In every life there comes a point when things stop working. Maybe it’s the way you live or how you’ve always supported yourself. Maybe it’s more fundamental, and your body or mind start to give in. In the case of Craig (James Cromwell) and Irene Morrison (Genevieve Bujold), everything begins failing at once, leaving them to face the cold, hard reality of old age and changing times. Based on a true story, Still Mine is a touching account of the perils of aging and the beauty of love and perseverance.
For Craig and Irene Morrison, life on their rural Canadian farm has gone on in the same manner for decades. They grow strawberries to sell at the market in town, own a small herd of cattle, and keep to themselves in the two-story home they built when they were first married. They do things for themselves and they do them in their own way, so it comes as a shock when their pattern is disrupted. New store policy forbids the sale of produce not transported in a refrigerated truck, leaving the Morrisons with a field full of berries on their hands. The cows push through their fence, proving to be more trouble than they’re worth. And as a backdrop to the workaday problems around the farm, Irene is beginning to lose her memory. There is a kitchen fire after she forgets a potholder on the stove, and a frightening tumble down the stairs. Nothing is going right.
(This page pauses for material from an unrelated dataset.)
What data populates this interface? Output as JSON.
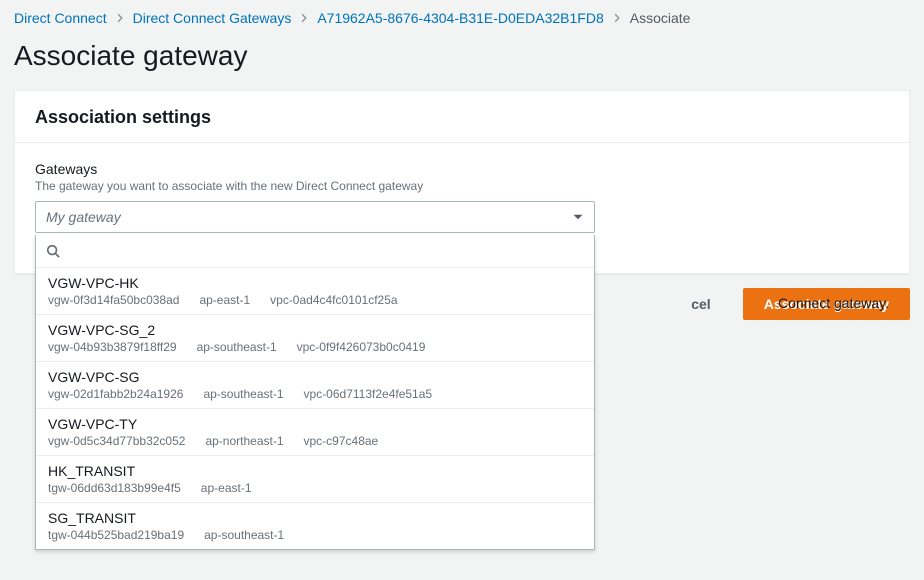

Seeing that their home will not serve them well for much longer, Craig reasons that he can use his new found free time and empty land to build a smaller one-story house. Without cows or strawberries to tend, he can focus his energy on the little house. He selects the spot with the best view, and starts building. When his neighbor warns that he’ll need a permit, Craig is dismissive. It’s his land, after all. But eventually he makes his way to the permit office, only to find that he’s in way over his head. They want blueprints, They want to inspect the materials. They want to know all about how, when, what, and why, and all Craig to do is wake up in the morning, walk across the field, and build.
You would think it would be easy enough to reach a compromise in this situation, or that the permit office might apply some common sense to a real life situation that doesn’t quite fit all of their policies and procedures. Craig is ordered to stop all work on the little house, and the city threatens to tear it down if he continues. He obtains a lawyer, submits himself to inspections, and still fails to meet their standards. Suddenly he finds himself locked in a battle with local government at a time when everything already seemed to be winding down and falling apart. As frustratingly stubborn as Craig can be, you can’t help feeling for his plight. He could be your father, your grandfather, your uncle, your neighbor, and indeed Craig Morrison is a real person. The fact that he triumphs over bureaucracy, the limitations of age, and time itself is a huge victory, and one we celebrate with him.